[Start of Attachment]

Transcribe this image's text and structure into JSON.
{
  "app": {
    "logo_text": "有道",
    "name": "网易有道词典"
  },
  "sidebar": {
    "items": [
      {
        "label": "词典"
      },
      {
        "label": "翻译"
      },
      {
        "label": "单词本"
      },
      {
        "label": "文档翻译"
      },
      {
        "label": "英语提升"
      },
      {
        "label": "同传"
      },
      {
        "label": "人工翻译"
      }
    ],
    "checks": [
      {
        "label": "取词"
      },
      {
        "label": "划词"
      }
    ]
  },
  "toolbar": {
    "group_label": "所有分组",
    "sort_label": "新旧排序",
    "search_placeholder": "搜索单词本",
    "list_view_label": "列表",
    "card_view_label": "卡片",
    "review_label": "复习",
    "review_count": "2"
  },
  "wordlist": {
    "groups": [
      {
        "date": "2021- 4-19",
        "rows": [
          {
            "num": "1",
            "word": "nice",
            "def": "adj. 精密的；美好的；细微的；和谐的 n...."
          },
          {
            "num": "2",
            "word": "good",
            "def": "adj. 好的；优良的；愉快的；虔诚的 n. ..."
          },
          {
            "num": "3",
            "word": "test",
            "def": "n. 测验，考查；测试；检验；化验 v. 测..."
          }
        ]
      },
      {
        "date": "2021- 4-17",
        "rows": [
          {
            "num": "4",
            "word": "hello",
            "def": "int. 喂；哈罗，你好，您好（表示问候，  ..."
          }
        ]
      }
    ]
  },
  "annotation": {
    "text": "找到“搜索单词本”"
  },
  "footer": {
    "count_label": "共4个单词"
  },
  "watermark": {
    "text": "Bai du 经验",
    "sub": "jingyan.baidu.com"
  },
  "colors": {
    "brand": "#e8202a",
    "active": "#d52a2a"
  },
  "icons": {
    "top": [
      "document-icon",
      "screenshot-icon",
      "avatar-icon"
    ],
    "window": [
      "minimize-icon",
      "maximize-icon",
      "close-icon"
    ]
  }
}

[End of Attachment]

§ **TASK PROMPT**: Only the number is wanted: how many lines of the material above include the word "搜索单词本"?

§ **RESPONSE TO THE EXERCISE**: 2